/---

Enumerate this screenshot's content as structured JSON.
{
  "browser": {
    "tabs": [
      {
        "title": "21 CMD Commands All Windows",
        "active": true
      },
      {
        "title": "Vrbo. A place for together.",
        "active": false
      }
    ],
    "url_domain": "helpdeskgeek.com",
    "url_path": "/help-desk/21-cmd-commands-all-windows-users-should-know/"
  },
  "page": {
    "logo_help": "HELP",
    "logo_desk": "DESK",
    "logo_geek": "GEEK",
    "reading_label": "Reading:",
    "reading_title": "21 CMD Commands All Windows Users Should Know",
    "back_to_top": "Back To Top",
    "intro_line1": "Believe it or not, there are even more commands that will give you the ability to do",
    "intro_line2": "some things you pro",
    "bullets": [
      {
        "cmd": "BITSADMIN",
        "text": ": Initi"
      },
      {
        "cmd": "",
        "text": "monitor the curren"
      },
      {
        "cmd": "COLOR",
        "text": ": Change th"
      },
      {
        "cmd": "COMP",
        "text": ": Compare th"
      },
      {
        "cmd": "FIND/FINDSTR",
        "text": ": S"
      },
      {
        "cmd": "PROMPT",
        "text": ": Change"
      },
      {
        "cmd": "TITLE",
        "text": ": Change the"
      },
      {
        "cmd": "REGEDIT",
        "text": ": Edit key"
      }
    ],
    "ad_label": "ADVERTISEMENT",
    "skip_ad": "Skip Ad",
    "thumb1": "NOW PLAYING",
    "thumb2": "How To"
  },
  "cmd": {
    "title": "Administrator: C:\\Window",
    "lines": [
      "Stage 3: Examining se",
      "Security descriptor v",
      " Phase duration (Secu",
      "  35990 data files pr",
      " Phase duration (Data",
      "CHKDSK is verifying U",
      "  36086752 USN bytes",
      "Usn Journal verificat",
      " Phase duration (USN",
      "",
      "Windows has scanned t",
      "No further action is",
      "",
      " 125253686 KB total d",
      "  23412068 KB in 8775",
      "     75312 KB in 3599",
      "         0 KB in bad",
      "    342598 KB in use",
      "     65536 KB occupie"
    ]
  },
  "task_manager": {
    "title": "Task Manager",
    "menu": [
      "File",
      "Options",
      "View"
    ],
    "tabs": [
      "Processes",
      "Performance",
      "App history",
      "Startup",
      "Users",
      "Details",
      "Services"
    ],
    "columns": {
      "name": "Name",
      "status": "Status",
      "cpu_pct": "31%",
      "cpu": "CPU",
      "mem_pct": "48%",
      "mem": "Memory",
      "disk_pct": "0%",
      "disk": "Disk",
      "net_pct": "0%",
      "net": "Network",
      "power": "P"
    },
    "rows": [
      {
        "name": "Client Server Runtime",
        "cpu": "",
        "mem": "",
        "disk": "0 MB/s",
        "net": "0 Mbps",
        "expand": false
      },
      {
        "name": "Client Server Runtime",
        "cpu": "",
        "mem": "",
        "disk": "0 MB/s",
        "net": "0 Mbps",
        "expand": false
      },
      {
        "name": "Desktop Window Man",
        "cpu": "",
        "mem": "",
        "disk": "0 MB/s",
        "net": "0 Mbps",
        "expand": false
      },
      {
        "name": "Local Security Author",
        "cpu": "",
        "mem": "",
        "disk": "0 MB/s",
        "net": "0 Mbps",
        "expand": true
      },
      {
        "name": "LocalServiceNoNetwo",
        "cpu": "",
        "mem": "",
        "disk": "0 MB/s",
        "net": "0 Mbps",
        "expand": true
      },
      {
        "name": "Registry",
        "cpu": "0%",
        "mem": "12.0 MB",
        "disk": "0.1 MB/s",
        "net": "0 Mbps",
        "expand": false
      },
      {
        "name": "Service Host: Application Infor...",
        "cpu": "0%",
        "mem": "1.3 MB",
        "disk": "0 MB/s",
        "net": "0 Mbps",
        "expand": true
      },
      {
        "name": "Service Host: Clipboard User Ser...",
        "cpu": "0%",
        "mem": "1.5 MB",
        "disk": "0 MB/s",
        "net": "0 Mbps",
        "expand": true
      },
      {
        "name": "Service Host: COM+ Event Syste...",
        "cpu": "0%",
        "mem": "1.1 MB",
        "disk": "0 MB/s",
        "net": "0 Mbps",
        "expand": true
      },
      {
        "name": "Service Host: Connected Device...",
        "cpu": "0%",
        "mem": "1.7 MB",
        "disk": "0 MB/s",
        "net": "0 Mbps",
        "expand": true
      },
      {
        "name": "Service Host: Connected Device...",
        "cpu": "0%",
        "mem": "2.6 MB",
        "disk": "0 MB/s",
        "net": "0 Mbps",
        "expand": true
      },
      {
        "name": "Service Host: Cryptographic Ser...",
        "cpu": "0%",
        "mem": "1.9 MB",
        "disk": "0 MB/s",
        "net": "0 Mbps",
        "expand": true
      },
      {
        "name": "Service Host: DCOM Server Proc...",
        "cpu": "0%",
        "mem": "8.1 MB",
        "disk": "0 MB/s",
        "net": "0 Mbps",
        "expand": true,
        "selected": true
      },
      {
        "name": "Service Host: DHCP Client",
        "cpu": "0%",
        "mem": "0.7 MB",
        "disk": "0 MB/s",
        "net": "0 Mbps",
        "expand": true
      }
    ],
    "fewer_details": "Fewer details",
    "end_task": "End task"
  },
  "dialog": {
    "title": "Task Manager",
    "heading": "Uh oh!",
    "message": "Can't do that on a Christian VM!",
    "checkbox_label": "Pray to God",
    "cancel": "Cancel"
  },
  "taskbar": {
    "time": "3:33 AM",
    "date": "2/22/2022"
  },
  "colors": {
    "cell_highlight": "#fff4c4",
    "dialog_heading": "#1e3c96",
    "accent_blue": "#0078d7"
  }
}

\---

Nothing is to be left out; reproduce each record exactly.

THE ANSWER>
Enumerate this screenshot's content as structured JSON.
{
  "browser": {
    "tabs": [
      {
        "title": "21 CMD Commands All Windows",
        "active": true
      },
      {
        "title": "Vrbo. A place for together.",
        "active": false
      }
    ],
    "url_domain": "helpdeskgeek.com",
    "url_path": "/help-desk/21-cmd-commands-all-windows-users-should-know/"
  },
  "page": {
    "logo_help": "HELP",
    "logo_desk": "DESK",
    "logo_geek": "GEEK",
    "reading_label": "Reading:",
    "reading_title": "21 CMD Commands All Windows Users Should Know",
    "back_to_top": "Back To Top",
    "intro_line1": "Believe it or not, there are even more commands that will give you the ability to do",
    "intro_line2": "some things you pro",
    "bullets": [
      {
        "cmd": "BITSADMIN",
        "text": ": Initi"
      },
      {
        "cmd": "",
        "text": "monitor the curren"
      },
      {
        "cmd": "COLOR",
        "text": ": Change th"
      },
      {
        "cmd": "COMP",
        "text": ": Compare th"
      },
      {
        "cmd": "FIND/FINDSTR",
        "text": ": S"
      },
      {
        "cmd": "PROMPT",
        "text": ": Change"
      },
      {
        "cmd": "TITLE",
        "text": ": Change the"
      },
      {
        "cmd": "REGEDIT",
        "text": ": Edit key"
      }
    ],
    "ad_label": "ADVERTISEMENT",
    "skip_ad": "Skip Ad",
    "thumb1": "NOW PLAYING",
    "thumb2": "How To"
  },
  "cmd": {
    "title": "Administrator: C:\\Window",
    "lines": [
      "Stage 3: Examining se",
      "Security descriptor v",
      " Phase duration (Secu",
      "  35990 data files pr",
      " Phase duration (Data",
      "CHKDSK is verifying U",
      "  36086752 USN bytes",
      "Usn Journal verificat",
      " Phase duration (USN",
      "",
      "Windows has scanned t",
      "No further action is",
      "",
      " 125253686 KB total d",
      "  23412068 KB in 8775",
      "     75312 KB in 3599",
      "         0 KB in bad",
      "    342598 KB in use",
      "     65536 KB occupie"
    ]
  },
  "task_manager": {
    "title": "Task Manager",
    "menu": [
      "File",
      "Options",
      "View"
    ],
    "tabs": [
      "Processes",
      "Performance",
      "App history",
      "Startup",
      "Users",
      "Details",
      "Services"
    ],
    "columns": {
      "name": "Name",
      "status": "Status",
      "cpu_pct": "31%",
      "cpu": "CPU",
      "mem_pct": "48%",
      "mem": "Memory",
      "disk_pct": "0%",
      "disk": "Disk",
      "net_pct": "0%",
      "net": "Network",
      "power": "P"
    },
    "rows": [
      {
        "name": "Client Server Runtime",
        "cpu": "",
        "mem": "",
        "disk": "0 MB/s",
        "net": "0 Mbps",
        "expand": false
      },
      {
        "name": "Client Server Runtime",
        "cpu": "",
        "mem": "",
        "disk": "0 MB/s",
        "net": "0 Mbps",
        "expand": false
      },
      {
        "name": "Desktop Window Man",
        "cpu": "",
        "mem": "",
        "disk": "0 MB/s",
        "net": "0 Mbps",
        "expand": false
      },
      {
        "name": "Local Security Author",
        "cpu": "",
        "mem": "",
        "disk": "0 MB/s",
        "net": "0 Mbps",
        "expand": true
      },
      {
        "name": "LocalServiceNoNetwo",
        "cpu": "",
        "mem": "",
        "disk": "0 MB/s",
        "net": "0 Mbps",
        "expand": true
      },
      {
        "name": "Registry",
        "cpu": "0%",
        "mem": "12.0 MB",
        "disk": "0.1 MB/s",
        "net": "0 Mbps",
        "expand": false
      },
      {
        "name": "Service Host: Application Infor...",
        "cpu": "0%",
        "mem": "1.3 MB",
        "disk": "0 MB/s",
        "net": "0 Mbps",
        "expand": true
      },
      {
        "name": "Service Host: Clipboard User Ser...",
        "cpu": "0%",
        "mem": "1.5 MB",
        "disk": "0 MB/s",
        "net": "0 Mbps",
        "expand": true
      },
      {
        "name": "Service Host: COM+ Event Syste...",
        "cpu": "0%",
        "mem": "1.1 MB",
        "disk": "0 MB/s",
        "net": "0 Mbps",
        "expand": true
      },
      {
        "name": "Service Host: Connected Device...",
        "cpu": "0%",
        "mem": "1.7 MB",
        "disk": "0 MB/s",
        "net": "0 Mbps",
        "expand": true
      },
      {
        "name": "Service Host: Connected Device...",
        "cpu": "0%",
        "mem": "2.6 MB",
        "disk": "0 MB/s",
        "net": "0 Mbps",
        "expand": true
      },
      {
        "name": "Service Host: Cryptographic Ser...",
        "cpu": "0%",
        "mem": "1.9 MB",
        "disk": "0 MB/s",
        "net": "0 Mbps",
        "expand": true
      },
      {
        "name": "Service Host: DCOM Server Proc...",
        "cpu": "0%",
        "mem": "8.1 MB",
        "disk": "0 MB/s",
        "net": "0 Mbps",
        "expand": true,
        "selected": true
      },
      {
        "name": "Service Host: DHCP Client",
        "cpu": "0%",
        "mem": "0.7 MB",
        "disk": "0 MB/s",
        "net": "0 Mbps",
        "expand": true
      }
    ],
    "fewer_details": "Fewer details",
    "end_task": "End task"
  },
  "dialog": {
    "title": "Task Manager",
    "heading": "Uh oh!",
    "message": "Can't do that on a Christian VM!",
    "checkbox_label": "Pray to God",
    "cancel": "Cancel"
  },
  "taskbar": {
    "time": "3:33 AM",
    "date": "2/22/2022"
  },
  "colors": {
    "cell_highlight": "#fff4c4",
    "dialog_heading": "#1e3c96",
    "accent_blue": "#0078d7"
  }
}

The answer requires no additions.